The film is also impressive for the way it traces many of Obama’s best known policy stances to initiatives that Hawaii was the first in the nation to undertake everything from universal healthcare to support for gay marriage to the production of electric cars. Viewers may be surprised to learn that Hawaii transitioned from analog to digital technology a full decade before the mainland, and that a fourth of new homes in Hawaii are powered entirely by solar energy.
Many of Obama’s classmates were also children of soldiers either stationed in Hawaii or in Vietnam fighting. Obama was familiar with military thinking and military life form an early age, Borland insists. He also knew first hand the devastating consequences of war in distant lands. “That’s one of the reasons he was able to deal so well with the generals in Afghanistan,” she says.
Why would the DNC oppose such a compelling perspective on Obama’s political life? David Jacobsohn, an officer of the Bank of Hawaii, managed to sit down with three well-connected Democratic party lawyers who told him that Hawaii was “too exotic” in the minds of most voters, not “heartland” enough. Moreover, by focusing on Obama’s birthplace, the film might draw unwanted attention to the “birther” issue.
“Nonsense,” Borland says. “Those lawyers never even saw the trailer, let alone most of the footage,” she insists. “It all comes down to political control. The people around Obama – his Chicago team, especially – insist on managing his image, regardless of what the record actually shows.”

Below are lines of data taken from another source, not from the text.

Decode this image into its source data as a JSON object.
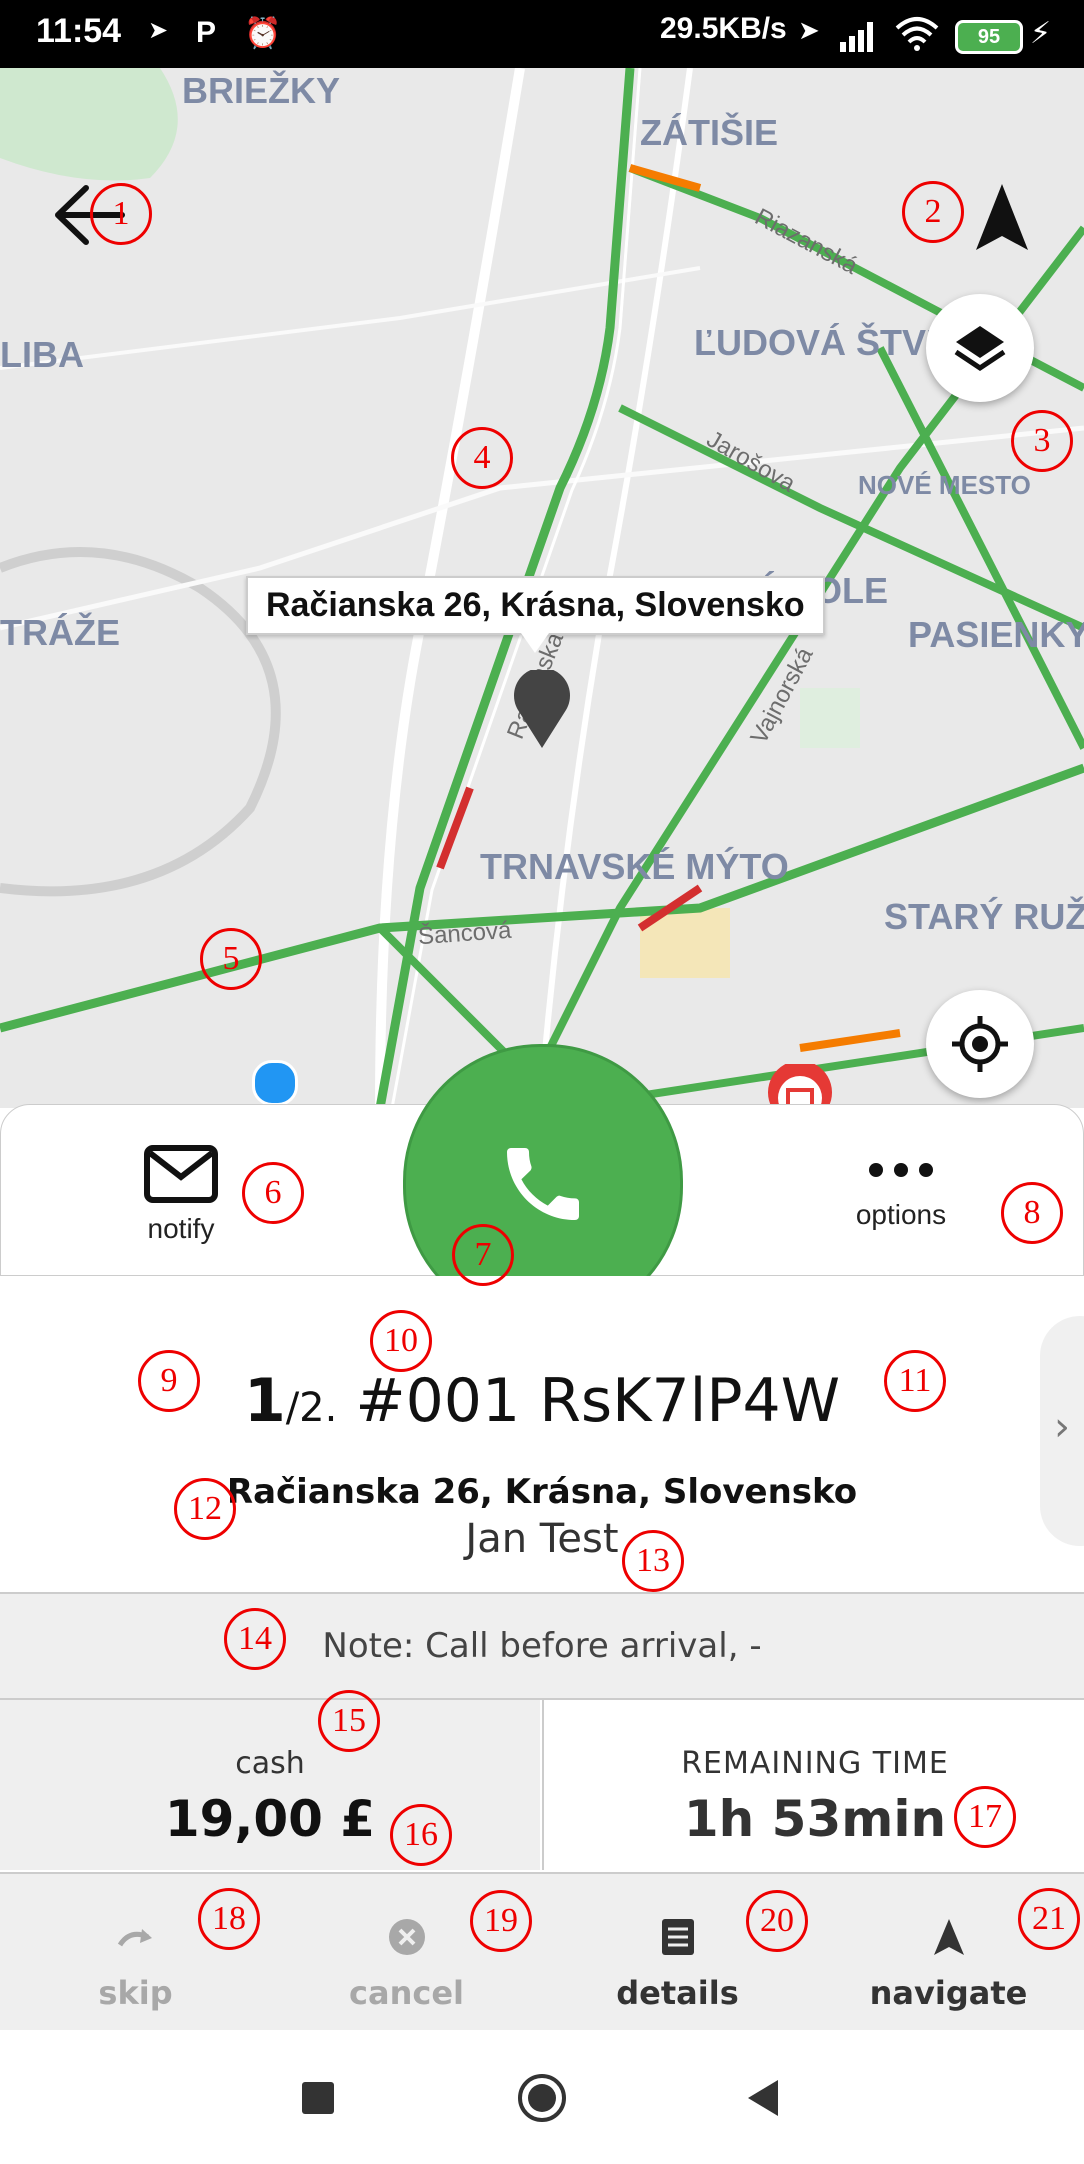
{
  "status_bar": {
    "time": "11:54",
    "network_speed": "29.5KB/s",
    "battery": "95",
    "icons": [
      "navigation-arrow-icon",
      "parking-p-icon",
      "alarm-icon",
      "location-arrow-icon",
      "signal-icon",
      "wifi-icon",
      "charging-bolt-icon"
    ]
  },
  "map": {
    "labels": [
      "BRIEŽKY",
      "ZÁTIŠIE",
      "LIBA",
      "ĽUDOVÁ ŠTVI",
      "NOVÉ MESTO",
      "TEHELNÉ POLE",
      "PASIENKY",
      "TRÁŽE",
      "TRNAVSKÉ MÝTO",
      "STARÝ RUŽ"
    ],
    "streets": [
      "Riazanská",
      "Jarošova",
      "Račianska",
      "Vajnorská",
      "Šancová"
    ],
    "tooltip": "Račianska 26, Krásna, Slovensko",
    "icons": {
      "back": "back-arrow-icon",
      "north": "navigation-north-icon",
      "layers": "layers-icon",
      "locate": "my-location-icon",
      "shop_pin": "shop-pin-icon",
      "pin": "location-pin-icon"
    }
  },
  "actions": {
    "notify_label": "notify",
    "options_label": "options"
  },
  "order": {
    "position": "1",
    "total": "/2.",
    "order_number": "#001 RsK7lP4W",
    "address": "Račianska 26, Krásna, Slovensko",
    "customer": "Jan Test",
    "note": "Note: Call before arrival, -"
  },
  "payment": {
    "method": "cash",
    "amount": "19,00 £"
  },
  "remaining": {
    "label": "REMAINING TIME",
    "value": "1h 53min"
  },
  "bottom_bar": {
    "skip": "skip",
    "cancel": "cancel",
    "details": "details",
    "navigate": "navigate"
  },
  "annotations": [
    "1",
    "2",
    "3",
    "4",
    "5",
    "6",
    "7",
    "8",
    "9",
    "10",
    "11",
    "12",
    "13",
    "14",
    "15",
    "16",
    "17",
    "18",
    "19",
    "20",
    "21"
  ],
  "colors": {
    "call_green": "#4caf50",
    "annotation_red": "#ee0000",
    "location_blue": "#2196f3",
    "traffic_green": "#4caf50",
    "traffic_orange": "#f57c00",
    "traffic_red": "#d32f2f"
  }
}
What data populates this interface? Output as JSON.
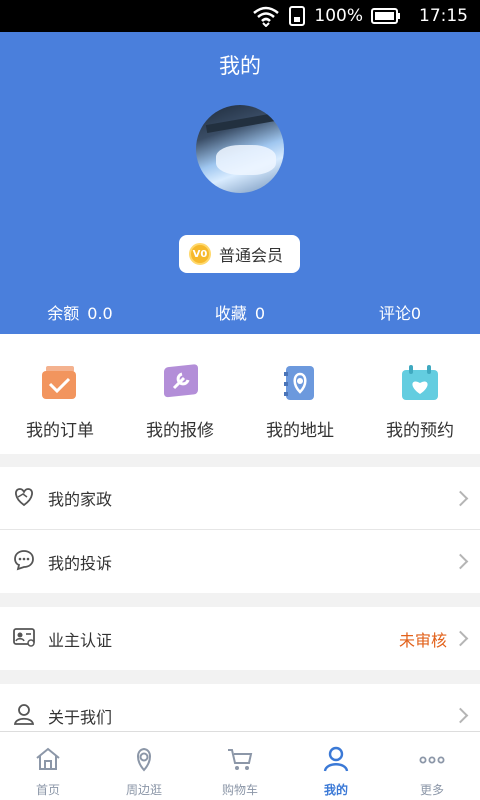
{
  "status_bar": {
    "battery": "100%",
    "time": "17:15"
  },
  "header": {
    "title": "我的",
    "member_level": "普通会员",
    "vip_badge": "V0",
    "stats": [
      {
        "label": "余额",
        "value": "0.0"
      },
      {
        "label": "收藏",
        "value": "0"
      },
      {
        "label": "评论",
        "value": "0"
      }
    ]
  },
  "quick_actions": [
    {
      "label": "我的订单",
      "icon": "order-icon"
    },
    {
      "label": "我的报修",
      "icon": "repair-icon"
    },
    {
      "label": "我的地址",
      "icon": "address-icon"
    },
    {
      "label": "我的预约",
      "icon": "appointment-icon"
    }
  ],
  "menu": {
    "housekeeping": "我的家政",
    "complaint": "我的投诉",
    "owner_verify": "业主认证",
    "owner_verify_status": "未审核",
    "about": "关于我们"
  },
  "tabs": [
    {
      "label": "首页",
      "icon": "home-icon"
    },
    {
      "label": "周边逛",
      "icon": "location-icon"
    },
    {
      "label": "购物车",
      "icon": "cart-icon"
    },
    {
      "label": "我的",
      "icon": "user-icon"
    },
    {
      "label": "更多",
      "icon": "more-icon"
    }
  ],
  "colors": {
    "primary": "#4a7fdc",
    "warning": "#e2621b",
    "active_tab": "#3b79d6"
  }
}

Borland points to videos of Obama that the DNC produced during the 2008 and 2012 conventions. Neither mentioned Hawaii, even though a number of the early shots of Obama in his youth were actually taken there. “It’s like they’re trying to airbrush a part of his history – and our history away,” she says.
“Other prospective donors are coming forward to say they couldn’t get the DNC’s sign-off on the film. They still don’t want to write the checks because they fear retribution,” she adds. “A lot of these people are currying favor with the White House and they’re afraid of getting shut out if they don’t toe the party line.”
President Obama himself knows about her film, Borland says. Last October, a month before the 2012 election, Jack McAdoo, an old Obama chum who appears on camera in the film, had a private audience with the president after a political event in Tampa. McAdoo handed Obama a preliminary DVD version of Borland’s film. The president promised to take a look.
Borland doubts that Obama actually knew about the DNC’s campaign to stop her film. She suspects that a top White House aide – senior adviser David Axelrod, perhaps — or former Virginia governor (now U.S. Senator) Tim Kaine, an Obama loyalist who headed the DNC from 2008 through 2011, might have put pressure on prospective donors like Griffin to stop. Kaine’s office could not be reached for comment.
Opposition from the DNC has certainly cost Borland financially. She’s made 15 trips to eight states to track down and interview key sources. And without major donor funding, she’s spent $400,000 of her own money, which has drained her deceased parents’ small estate. But she says she’s not angry, just more determined than ever to complete the film. At this point, with so much invested, it’s become a pure labor of love.
“The DNC didn’t have to support me, if it didn’t want to,” Borland says matter-of-factly. “But it’s disturbing that people so close to the president don’t seem to appreciate the role of a free and independent media. You know, I voted for Obama. I’m not the enemy.”